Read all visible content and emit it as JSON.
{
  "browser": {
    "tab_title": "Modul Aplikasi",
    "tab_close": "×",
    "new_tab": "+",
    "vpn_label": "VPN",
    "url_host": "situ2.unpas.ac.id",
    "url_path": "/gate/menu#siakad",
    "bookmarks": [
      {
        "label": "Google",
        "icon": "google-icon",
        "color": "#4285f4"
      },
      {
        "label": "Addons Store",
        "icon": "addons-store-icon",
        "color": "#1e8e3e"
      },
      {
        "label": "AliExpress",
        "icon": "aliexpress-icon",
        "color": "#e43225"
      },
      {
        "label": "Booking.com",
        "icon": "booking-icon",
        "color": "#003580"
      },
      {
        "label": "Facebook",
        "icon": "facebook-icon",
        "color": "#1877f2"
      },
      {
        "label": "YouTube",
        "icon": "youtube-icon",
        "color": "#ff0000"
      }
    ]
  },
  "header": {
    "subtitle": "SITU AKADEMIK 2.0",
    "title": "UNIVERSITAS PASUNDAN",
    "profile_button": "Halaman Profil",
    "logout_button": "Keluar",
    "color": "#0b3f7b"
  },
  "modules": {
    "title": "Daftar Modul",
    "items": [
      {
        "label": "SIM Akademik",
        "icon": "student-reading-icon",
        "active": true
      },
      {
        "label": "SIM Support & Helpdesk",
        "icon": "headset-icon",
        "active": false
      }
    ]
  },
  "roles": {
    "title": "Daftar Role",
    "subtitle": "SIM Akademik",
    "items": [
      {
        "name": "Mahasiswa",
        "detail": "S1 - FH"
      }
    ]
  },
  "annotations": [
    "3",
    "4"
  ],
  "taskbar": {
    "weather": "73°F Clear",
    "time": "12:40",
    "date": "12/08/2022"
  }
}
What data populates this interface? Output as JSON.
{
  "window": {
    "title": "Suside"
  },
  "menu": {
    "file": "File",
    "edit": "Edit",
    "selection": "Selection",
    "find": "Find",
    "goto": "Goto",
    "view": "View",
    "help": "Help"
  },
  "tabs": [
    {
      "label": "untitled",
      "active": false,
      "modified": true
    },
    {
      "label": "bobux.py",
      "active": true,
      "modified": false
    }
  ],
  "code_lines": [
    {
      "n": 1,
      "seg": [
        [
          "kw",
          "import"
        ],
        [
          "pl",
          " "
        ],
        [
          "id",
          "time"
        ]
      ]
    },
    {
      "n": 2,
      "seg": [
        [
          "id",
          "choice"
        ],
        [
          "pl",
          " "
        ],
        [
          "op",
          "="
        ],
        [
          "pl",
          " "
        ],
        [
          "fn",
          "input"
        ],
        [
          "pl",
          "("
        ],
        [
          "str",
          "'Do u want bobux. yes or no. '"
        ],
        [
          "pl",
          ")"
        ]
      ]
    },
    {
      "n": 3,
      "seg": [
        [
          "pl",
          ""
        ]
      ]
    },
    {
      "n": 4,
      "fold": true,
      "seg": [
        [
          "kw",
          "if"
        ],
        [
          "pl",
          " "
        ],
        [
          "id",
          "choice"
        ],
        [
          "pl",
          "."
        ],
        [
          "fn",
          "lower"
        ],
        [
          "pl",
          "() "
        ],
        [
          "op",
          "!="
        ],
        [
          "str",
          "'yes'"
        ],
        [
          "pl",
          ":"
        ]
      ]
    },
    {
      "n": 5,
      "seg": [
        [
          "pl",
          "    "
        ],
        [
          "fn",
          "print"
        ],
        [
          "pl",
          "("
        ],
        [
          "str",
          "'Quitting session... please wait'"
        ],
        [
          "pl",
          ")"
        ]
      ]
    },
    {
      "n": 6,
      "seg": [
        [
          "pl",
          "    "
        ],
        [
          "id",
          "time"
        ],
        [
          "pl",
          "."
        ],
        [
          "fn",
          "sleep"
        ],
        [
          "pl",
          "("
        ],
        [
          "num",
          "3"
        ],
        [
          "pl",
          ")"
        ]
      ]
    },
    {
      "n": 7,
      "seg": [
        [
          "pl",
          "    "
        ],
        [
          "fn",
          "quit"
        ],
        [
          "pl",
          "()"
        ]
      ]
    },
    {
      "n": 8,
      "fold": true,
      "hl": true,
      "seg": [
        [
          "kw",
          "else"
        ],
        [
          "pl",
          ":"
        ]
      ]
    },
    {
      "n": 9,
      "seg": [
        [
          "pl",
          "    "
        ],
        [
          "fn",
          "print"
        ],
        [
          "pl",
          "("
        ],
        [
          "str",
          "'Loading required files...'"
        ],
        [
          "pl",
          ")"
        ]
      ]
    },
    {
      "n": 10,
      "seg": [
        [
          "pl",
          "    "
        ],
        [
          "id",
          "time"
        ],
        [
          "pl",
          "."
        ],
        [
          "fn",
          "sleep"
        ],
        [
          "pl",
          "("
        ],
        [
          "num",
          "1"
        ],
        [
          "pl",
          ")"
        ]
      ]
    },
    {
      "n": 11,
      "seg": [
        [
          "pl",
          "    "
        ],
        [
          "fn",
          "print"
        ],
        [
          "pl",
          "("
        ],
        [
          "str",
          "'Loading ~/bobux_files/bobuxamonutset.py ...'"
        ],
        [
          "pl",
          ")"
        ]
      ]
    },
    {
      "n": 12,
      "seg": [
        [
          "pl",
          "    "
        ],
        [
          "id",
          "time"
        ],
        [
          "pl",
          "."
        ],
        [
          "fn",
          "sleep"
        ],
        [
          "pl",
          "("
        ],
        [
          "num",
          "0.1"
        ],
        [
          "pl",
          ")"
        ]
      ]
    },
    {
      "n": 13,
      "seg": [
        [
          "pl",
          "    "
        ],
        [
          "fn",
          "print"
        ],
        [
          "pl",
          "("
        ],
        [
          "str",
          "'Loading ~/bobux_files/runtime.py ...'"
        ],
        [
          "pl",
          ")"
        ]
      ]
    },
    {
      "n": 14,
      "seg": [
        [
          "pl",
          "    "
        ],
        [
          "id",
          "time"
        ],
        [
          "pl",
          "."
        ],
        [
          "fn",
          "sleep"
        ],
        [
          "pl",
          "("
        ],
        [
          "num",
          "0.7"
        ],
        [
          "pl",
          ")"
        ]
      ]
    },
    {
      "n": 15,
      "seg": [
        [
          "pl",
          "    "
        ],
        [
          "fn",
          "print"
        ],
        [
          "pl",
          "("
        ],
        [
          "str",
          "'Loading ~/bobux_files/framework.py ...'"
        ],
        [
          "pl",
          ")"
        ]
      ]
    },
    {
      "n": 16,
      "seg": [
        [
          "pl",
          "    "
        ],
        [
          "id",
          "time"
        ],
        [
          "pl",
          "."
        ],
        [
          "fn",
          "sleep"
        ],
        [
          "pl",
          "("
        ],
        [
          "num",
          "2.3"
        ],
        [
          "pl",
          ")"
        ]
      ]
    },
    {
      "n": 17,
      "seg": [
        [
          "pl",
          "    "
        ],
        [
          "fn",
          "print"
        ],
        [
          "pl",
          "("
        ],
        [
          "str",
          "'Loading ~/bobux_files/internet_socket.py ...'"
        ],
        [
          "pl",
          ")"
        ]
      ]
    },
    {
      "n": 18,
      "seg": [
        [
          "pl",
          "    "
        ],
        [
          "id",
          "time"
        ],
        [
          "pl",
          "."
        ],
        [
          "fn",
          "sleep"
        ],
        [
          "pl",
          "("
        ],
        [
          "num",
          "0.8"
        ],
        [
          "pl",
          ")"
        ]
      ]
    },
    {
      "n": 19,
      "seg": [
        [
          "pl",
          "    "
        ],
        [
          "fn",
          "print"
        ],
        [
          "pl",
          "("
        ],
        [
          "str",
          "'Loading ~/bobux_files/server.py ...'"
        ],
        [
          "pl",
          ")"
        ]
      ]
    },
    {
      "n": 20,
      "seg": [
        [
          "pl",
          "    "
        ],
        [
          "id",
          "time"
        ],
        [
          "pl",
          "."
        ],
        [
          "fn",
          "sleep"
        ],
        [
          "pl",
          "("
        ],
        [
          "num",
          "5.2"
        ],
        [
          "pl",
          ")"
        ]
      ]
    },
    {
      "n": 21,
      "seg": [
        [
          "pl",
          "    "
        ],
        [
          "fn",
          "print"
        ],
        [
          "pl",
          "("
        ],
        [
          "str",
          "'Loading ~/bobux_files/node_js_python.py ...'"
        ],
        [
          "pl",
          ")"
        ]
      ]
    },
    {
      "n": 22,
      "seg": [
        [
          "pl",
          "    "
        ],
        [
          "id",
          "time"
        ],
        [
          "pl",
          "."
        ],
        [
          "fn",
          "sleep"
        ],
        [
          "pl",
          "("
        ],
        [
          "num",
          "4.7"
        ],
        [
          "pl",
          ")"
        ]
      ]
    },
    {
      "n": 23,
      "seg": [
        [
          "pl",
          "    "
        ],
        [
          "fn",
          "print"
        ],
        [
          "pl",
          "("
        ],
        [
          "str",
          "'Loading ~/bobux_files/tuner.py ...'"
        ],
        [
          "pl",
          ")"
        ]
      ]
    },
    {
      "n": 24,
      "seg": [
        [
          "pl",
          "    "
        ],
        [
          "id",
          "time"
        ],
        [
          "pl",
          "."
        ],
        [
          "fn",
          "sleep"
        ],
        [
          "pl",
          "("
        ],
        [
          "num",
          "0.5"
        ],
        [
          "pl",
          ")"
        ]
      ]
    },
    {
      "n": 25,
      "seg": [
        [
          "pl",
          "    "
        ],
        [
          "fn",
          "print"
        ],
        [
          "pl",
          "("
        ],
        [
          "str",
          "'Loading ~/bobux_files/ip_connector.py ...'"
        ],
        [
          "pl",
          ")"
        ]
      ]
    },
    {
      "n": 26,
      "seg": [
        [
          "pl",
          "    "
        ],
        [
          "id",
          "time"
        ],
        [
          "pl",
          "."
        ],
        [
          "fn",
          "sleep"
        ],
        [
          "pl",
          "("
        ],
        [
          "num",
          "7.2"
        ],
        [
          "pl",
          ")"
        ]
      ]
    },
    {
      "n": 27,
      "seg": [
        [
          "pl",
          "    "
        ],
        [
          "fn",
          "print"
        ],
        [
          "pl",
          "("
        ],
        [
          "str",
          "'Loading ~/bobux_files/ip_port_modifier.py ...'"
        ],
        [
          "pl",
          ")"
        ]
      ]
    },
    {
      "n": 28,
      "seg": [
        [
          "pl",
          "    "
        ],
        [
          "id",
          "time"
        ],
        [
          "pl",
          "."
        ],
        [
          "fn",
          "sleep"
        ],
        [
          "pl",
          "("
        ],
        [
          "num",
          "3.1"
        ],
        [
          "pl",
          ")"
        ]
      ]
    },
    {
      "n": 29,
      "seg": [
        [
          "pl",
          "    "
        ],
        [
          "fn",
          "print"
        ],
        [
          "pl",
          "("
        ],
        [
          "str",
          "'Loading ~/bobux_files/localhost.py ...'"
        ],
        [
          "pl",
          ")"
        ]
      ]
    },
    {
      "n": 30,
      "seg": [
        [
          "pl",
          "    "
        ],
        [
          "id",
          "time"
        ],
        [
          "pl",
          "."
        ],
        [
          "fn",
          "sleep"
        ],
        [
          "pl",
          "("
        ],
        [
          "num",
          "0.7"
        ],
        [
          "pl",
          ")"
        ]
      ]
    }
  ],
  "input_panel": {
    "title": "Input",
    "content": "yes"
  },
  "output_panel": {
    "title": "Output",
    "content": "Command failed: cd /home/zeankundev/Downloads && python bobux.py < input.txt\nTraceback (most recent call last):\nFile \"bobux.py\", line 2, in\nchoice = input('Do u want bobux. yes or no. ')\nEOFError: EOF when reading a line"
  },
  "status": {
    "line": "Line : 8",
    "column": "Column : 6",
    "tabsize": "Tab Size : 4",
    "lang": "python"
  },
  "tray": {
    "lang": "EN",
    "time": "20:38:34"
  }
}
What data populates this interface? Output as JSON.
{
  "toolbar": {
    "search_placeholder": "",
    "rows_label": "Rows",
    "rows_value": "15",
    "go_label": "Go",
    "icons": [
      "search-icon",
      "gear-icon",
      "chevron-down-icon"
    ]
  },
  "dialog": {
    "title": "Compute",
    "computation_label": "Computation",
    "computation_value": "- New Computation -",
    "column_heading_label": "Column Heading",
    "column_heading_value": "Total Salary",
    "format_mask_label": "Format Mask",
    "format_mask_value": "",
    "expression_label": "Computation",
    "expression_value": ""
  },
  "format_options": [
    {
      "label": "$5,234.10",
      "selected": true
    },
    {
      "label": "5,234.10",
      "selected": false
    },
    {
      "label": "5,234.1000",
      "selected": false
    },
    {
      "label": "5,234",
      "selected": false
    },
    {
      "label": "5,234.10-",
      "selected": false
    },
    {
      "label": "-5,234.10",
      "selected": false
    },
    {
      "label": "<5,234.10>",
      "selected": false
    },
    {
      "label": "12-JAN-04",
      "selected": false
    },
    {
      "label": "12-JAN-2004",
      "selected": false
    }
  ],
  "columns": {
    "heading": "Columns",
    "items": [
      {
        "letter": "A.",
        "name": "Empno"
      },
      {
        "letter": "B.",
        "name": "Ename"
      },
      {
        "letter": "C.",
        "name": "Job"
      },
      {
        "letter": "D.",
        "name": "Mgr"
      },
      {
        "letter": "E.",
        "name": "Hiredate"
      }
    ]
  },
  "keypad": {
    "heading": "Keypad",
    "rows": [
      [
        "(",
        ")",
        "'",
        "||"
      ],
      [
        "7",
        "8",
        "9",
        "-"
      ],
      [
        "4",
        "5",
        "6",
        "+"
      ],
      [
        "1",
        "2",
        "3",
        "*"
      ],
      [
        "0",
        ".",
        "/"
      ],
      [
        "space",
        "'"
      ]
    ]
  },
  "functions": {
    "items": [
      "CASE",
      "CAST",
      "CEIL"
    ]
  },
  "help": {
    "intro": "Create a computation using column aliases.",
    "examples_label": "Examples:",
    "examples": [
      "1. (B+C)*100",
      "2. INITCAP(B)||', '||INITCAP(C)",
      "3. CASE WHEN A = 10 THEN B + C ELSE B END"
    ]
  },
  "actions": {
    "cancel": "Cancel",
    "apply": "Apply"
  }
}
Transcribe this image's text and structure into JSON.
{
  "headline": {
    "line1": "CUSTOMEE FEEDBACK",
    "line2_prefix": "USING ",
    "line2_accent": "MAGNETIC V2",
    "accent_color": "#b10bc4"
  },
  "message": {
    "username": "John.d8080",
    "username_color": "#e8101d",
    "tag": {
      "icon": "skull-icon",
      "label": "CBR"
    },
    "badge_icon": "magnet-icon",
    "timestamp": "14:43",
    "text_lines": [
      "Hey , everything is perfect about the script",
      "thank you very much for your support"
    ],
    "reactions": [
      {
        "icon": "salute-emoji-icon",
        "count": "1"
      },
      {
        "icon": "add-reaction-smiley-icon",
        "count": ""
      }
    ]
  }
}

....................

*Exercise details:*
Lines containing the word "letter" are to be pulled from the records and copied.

*Problem solution:*
        "letter": "A.",
        "letter": "B.",
        "letter": "C.",
        "letter": "D.",
        "letter": "E.",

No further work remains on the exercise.